Task item: Find each line below that includes "data", then copy it.
_____
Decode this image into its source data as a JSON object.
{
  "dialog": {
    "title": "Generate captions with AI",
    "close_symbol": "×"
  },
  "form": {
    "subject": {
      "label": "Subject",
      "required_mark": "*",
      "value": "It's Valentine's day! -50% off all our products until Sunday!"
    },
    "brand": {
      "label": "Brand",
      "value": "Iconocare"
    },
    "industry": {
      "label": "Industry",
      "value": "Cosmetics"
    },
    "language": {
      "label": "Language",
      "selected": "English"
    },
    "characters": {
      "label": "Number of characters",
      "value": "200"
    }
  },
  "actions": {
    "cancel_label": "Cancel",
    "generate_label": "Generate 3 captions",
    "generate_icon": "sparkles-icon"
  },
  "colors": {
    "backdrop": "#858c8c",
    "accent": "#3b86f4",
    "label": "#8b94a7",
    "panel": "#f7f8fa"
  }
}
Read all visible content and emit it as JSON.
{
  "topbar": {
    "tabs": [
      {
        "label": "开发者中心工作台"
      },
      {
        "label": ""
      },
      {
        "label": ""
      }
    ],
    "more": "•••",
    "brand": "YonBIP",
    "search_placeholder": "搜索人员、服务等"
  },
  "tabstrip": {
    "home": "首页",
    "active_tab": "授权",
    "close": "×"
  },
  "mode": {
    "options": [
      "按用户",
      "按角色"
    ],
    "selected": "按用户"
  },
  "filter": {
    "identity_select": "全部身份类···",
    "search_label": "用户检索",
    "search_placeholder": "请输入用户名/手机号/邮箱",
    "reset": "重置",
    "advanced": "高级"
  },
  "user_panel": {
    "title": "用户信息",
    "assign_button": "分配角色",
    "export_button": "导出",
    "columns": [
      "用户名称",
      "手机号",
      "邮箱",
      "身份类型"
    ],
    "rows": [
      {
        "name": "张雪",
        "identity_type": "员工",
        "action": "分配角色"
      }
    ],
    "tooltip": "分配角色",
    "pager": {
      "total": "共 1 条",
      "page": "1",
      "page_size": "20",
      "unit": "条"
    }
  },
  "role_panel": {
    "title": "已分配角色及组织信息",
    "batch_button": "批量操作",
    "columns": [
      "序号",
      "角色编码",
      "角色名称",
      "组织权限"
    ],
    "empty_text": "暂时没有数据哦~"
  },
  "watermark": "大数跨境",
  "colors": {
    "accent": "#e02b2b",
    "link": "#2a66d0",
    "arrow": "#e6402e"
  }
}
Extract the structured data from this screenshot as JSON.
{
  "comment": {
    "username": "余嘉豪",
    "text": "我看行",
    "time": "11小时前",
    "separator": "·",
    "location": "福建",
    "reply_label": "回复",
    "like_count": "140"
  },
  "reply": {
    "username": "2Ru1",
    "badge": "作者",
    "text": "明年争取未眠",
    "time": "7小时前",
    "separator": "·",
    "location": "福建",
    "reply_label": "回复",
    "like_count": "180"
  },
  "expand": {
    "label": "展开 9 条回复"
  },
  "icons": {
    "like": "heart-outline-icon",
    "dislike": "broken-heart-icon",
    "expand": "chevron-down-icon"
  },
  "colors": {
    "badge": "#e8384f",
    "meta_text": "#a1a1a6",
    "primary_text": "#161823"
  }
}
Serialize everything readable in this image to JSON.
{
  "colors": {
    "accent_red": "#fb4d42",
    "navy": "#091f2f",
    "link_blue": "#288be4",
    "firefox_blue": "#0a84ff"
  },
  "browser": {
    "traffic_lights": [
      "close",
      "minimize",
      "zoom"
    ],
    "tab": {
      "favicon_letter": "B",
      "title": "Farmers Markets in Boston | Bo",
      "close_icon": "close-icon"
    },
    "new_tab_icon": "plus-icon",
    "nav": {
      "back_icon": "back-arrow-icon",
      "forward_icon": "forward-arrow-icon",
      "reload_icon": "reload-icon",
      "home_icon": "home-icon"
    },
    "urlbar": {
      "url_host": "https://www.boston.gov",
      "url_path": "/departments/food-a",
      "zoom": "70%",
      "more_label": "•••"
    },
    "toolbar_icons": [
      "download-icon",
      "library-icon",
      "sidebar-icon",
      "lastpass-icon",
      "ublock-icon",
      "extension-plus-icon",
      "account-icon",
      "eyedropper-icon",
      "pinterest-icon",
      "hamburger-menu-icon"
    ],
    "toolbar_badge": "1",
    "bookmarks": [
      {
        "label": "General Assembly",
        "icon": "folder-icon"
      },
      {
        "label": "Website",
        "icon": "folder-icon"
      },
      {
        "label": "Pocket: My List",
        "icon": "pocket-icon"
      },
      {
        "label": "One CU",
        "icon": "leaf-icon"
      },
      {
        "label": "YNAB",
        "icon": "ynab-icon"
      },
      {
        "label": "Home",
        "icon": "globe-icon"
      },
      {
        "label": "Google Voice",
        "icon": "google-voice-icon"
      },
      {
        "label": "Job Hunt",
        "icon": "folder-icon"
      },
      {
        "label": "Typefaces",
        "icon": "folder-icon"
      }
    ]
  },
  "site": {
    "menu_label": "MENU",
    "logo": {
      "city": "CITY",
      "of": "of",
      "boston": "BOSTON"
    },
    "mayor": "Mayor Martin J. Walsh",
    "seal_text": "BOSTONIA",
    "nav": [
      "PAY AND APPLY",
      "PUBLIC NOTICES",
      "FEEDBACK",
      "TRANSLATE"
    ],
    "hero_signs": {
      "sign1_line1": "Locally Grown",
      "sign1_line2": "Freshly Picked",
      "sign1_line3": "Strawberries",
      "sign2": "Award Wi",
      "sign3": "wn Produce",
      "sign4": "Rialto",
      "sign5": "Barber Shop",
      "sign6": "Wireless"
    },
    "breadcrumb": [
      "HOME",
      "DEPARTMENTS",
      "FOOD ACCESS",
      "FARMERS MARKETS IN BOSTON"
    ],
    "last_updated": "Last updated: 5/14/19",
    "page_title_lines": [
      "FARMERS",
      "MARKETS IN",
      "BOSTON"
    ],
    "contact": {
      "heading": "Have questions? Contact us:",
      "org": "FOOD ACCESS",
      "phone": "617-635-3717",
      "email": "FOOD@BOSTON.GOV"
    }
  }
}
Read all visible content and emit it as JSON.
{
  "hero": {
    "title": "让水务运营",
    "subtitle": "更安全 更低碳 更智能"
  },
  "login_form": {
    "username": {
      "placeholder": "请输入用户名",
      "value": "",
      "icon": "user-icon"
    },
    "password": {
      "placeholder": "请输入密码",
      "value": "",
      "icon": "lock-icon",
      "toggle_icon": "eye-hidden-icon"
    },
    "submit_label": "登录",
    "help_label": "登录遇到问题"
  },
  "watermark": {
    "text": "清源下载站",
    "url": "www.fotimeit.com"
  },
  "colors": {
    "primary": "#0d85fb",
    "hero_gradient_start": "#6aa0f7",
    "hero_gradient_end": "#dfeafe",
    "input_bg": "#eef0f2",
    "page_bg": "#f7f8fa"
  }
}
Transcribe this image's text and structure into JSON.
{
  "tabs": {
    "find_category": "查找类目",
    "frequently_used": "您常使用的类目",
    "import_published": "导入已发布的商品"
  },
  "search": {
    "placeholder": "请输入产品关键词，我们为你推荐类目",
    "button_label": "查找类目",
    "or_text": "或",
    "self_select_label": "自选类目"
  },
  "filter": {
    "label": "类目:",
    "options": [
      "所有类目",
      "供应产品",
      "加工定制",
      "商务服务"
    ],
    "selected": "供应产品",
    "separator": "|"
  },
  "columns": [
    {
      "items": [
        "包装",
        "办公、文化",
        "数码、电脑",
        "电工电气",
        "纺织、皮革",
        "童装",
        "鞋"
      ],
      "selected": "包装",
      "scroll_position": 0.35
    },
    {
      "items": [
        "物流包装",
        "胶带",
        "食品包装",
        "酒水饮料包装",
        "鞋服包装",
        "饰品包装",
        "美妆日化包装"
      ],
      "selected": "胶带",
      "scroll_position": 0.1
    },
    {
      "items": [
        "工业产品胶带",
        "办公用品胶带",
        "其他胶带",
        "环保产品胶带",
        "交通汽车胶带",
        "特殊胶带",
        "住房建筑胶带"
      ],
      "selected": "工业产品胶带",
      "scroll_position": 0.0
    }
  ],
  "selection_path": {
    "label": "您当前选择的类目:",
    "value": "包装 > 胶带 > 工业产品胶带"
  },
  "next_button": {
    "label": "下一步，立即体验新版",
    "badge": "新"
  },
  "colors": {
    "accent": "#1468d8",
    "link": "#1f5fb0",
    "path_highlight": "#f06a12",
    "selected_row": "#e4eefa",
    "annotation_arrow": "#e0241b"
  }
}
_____
Solution to this problem:
Decode this image into its source data as a JSON object.
Extract the structured data from this screenshot as JSON.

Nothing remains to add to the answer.